Glottal stop in 'möchten'?
I've heard the word 'möchten' pronounced both with a definite 't' sound, and also without the 't', I think replacing it with a very small glottal stop, like Londoners do when they 'drop the t', like if they said the word 'limiting', either with or without the t sound.
Am I right in thinking that this is what I am hearing, can anyone tell me? For instance one of the pronunciations for this word in forvo dot com is without an actual t sound. Also, how common is this in Germany, to drop a 't' from the middle of the word, and is there some general rule of when it may or may not work? I presume it wouldn't work for 'möchte', because it just sounds weird to drop the t there. Is that right?
usually we do not drop the t at all. might be some people pronounce it more clear then others but it actually has to be there. otherwise it is simply wrong (native german as well) ps. i just listened to the examples on forvo. just like Max.Em i hear the t in every single one of them.
I think Rungus is right (native German here, too) and in the fourth example the 't' is replaced by a glottal stop. Just try to speak 'möchtn' without the 'e' but with a clear 't' and I guess you will hear the difference.
Funny thing is, that I wasn't even aware so far that I often don't speak the 't' when saying 'möchten' - so I learnt something new about speaking my own language :-)
And you are right, Rungus, that the 't' isn't dropped in 'möchte'.
I just tried saying it myself (native German) and you are right, it does sound a bit like a glottal stop, I wasn't aware myself either. I don't pronounce the 'e' which leaves the 'tn' sound a bit like a glottal stop + n (or maybe a bit like 'dn'?), although I would have sworn that the 't' is not dropped. :) The 't' is fully pronounced in 'möchte' though.
I would guess that we pronounce it pretty much in the same way, but it's hard to describe in words. I just think that "glottal stop" is misleading here, since in English or e.g. Danish this means replacing the t by a little break, and even the German "Glottisschlag" is rather a break like in Spiegelei (Spiegel'ei), where it's the onset of the last e, in vereisen (ver'eisen), where it allows us to distinguish from verreisen, in beachten (be'achten) or in nearly all words starting with a vowel ('Axt).

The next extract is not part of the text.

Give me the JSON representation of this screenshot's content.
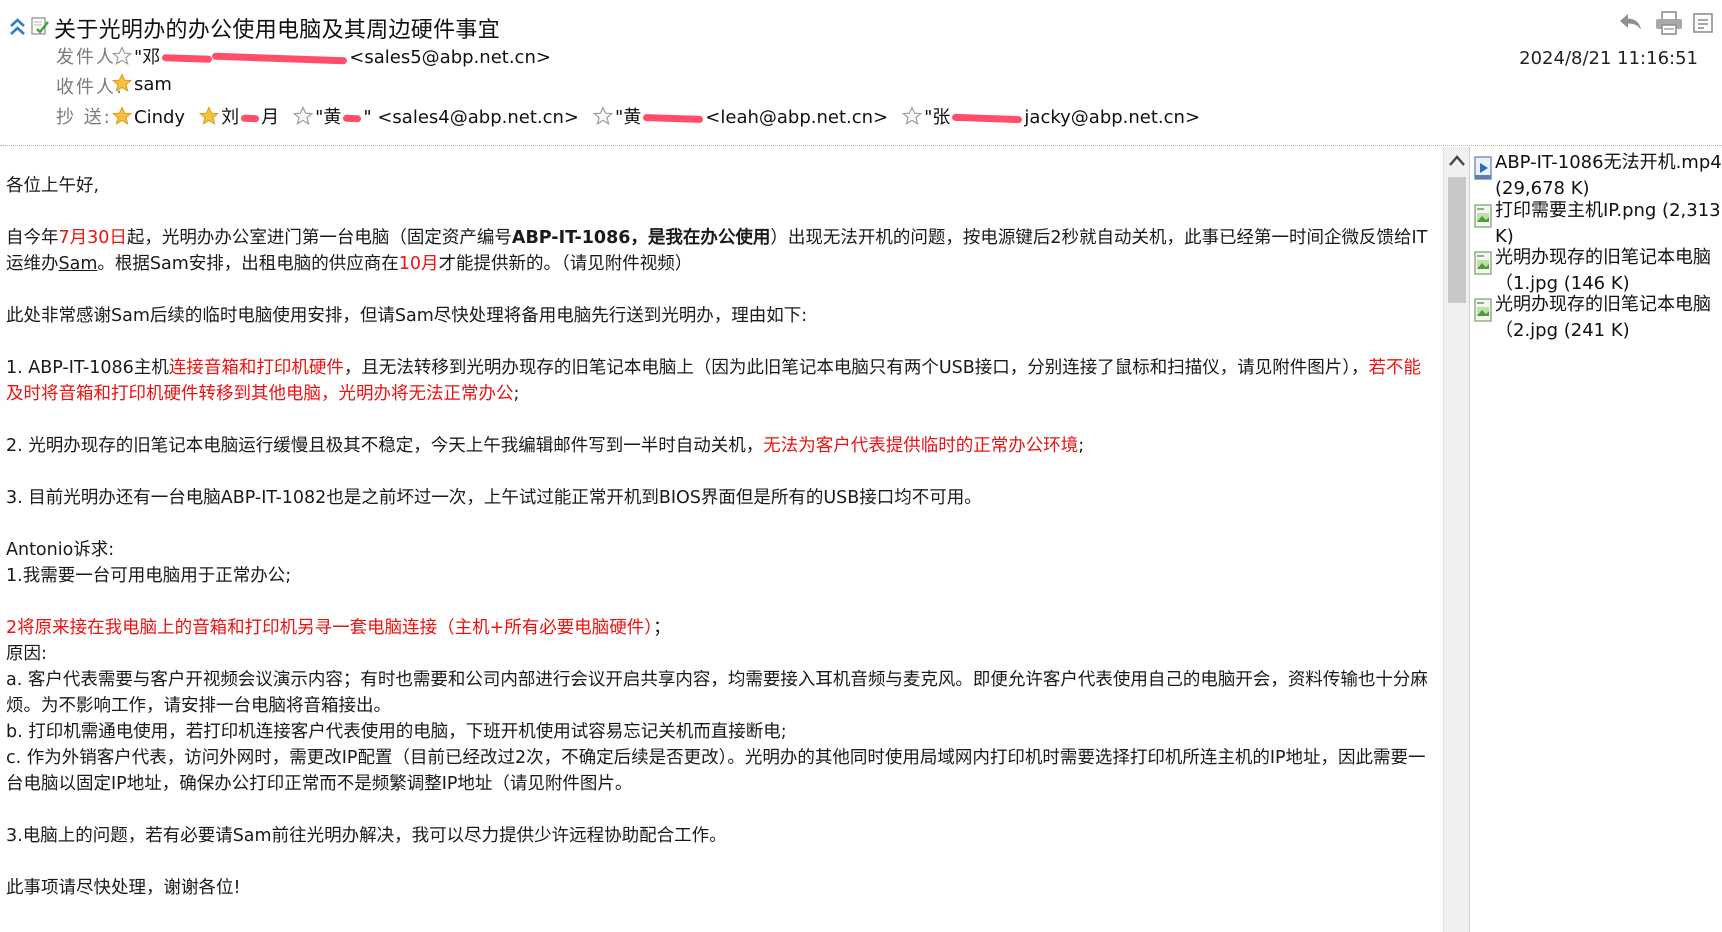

PS: to add some listening examples, try https://www.dict.cc/?s=m%C3%B6chten There are two different real speakers for each occurrence, one say "möchten", the other says "möchtn". My usual pronunciation is like the second, but I claim that there is still a bit of t-sound, even if it's not done with the tip of the tongue, but rather back, with the air escaping through the nose.